A third woman had produced an Australian driving licence and the authorities here wanted to track down her background details, a police spokesman said.
"With the discovery of the forged papers carried by the women we are now expanding the inquiry to find out if they were involved in match-fixing," the spokesman said.
He said the police were not pointing fingers at any particular team or players.
However, the procedures laid out for the tournament required them to rule out the involvement of the three women found in Skerritt's room and that of the West Indies computer operator Garfield Smith in match-fixing.
Police suspected that bookmakers had frequented the team hotel and prostitutes may have been used to make contact with the visiting players.
The tournament ended Monday in a washout with finalists India and Sri Lanka sharing the US$300 000 prize money after rain forced the match to be abandoned.
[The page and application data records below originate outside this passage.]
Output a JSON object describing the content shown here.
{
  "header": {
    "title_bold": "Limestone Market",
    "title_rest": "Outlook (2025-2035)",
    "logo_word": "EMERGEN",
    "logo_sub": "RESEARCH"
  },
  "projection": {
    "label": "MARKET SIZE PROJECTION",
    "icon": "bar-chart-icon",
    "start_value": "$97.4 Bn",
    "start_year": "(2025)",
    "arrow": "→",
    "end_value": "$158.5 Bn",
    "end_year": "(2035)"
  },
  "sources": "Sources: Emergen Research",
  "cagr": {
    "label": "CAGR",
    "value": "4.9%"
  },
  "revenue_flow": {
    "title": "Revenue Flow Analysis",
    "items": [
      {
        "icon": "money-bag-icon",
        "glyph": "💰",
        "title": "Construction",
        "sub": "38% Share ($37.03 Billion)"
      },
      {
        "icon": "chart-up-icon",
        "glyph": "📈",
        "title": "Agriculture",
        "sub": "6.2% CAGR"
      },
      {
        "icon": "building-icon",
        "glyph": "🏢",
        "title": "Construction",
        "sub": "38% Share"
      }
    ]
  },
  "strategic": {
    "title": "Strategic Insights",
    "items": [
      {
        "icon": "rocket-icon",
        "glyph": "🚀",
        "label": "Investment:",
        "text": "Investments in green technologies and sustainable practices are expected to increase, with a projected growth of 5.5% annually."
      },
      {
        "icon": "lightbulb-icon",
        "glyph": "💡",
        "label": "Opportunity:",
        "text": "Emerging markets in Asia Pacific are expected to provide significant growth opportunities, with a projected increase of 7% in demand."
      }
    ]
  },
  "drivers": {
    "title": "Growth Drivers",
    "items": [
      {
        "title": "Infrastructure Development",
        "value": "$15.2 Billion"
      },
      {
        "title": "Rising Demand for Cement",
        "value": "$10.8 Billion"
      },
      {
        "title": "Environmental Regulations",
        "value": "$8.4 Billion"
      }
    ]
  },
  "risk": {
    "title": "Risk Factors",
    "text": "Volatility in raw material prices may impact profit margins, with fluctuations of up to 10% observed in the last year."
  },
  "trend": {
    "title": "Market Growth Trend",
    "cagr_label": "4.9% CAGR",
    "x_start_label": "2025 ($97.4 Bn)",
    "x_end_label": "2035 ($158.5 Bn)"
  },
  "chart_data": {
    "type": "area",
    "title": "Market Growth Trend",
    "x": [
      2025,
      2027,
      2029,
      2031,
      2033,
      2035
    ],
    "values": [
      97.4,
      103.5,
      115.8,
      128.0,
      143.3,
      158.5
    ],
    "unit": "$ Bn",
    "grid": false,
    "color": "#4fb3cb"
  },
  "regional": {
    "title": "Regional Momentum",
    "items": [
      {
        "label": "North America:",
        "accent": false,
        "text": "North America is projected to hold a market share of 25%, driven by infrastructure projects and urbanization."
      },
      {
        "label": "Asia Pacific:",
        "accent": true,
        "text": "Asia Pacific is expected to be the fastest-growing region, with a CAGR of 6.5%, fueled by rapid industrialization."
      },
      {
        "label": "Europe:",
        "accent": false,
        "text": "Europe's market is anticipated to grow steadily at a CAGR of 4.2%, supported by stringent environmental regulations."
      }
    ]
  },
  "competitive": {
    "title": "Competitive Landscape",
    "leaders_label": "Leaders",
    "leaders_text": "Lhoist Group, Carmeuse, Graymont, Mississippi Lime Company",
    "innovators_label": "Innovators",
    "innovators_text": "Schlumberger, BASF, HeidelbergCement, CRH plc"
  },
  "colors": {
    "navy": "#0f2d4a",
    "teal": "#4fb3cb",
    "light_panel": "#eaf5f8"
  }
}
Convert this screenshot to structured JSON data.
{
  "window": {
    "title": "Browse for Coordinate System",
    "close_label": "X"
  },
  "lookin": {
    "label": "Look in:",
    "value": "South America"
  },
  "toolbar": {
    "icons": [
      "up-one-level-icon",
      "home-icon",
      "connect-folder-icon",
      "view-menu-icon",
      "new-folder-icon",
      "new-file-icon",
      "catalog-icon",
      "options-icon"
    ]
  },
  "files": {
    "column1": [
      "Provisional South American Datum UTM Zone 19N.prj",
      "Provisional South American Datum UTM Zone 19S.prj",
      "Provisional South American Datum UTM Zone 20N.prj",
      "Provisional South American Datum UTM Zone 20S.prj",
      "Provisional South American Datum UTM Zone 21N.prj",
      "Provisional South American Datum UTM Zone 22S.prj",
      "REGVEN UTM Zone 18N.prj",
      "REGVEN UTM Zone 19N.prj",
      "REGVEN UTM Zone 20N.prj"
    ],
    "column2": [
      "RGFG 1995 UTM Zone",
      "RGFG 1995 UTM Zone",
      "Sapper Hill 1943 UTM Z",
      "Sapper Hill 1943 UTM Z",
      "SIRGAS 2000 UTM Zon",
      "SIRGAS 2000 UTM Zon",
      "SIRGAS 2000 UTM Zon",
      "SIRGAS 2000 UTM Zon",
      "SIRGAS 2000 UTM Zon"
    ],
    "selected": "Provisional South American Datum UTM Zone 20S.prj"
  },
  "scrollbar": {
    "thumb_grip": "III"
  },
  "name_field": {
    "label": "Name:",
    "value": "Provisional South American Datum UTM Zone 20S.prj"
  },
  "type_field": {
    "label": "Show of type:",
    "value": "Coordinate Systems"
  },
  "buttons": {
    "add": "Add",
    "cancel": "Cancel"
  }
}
The International Cricket Council used the Champions Trophy tournament as a dress rehearsal to eliminate or at least minimise match-fixing during next year's World Cup tournament in South Africa. (Jamaican Observer)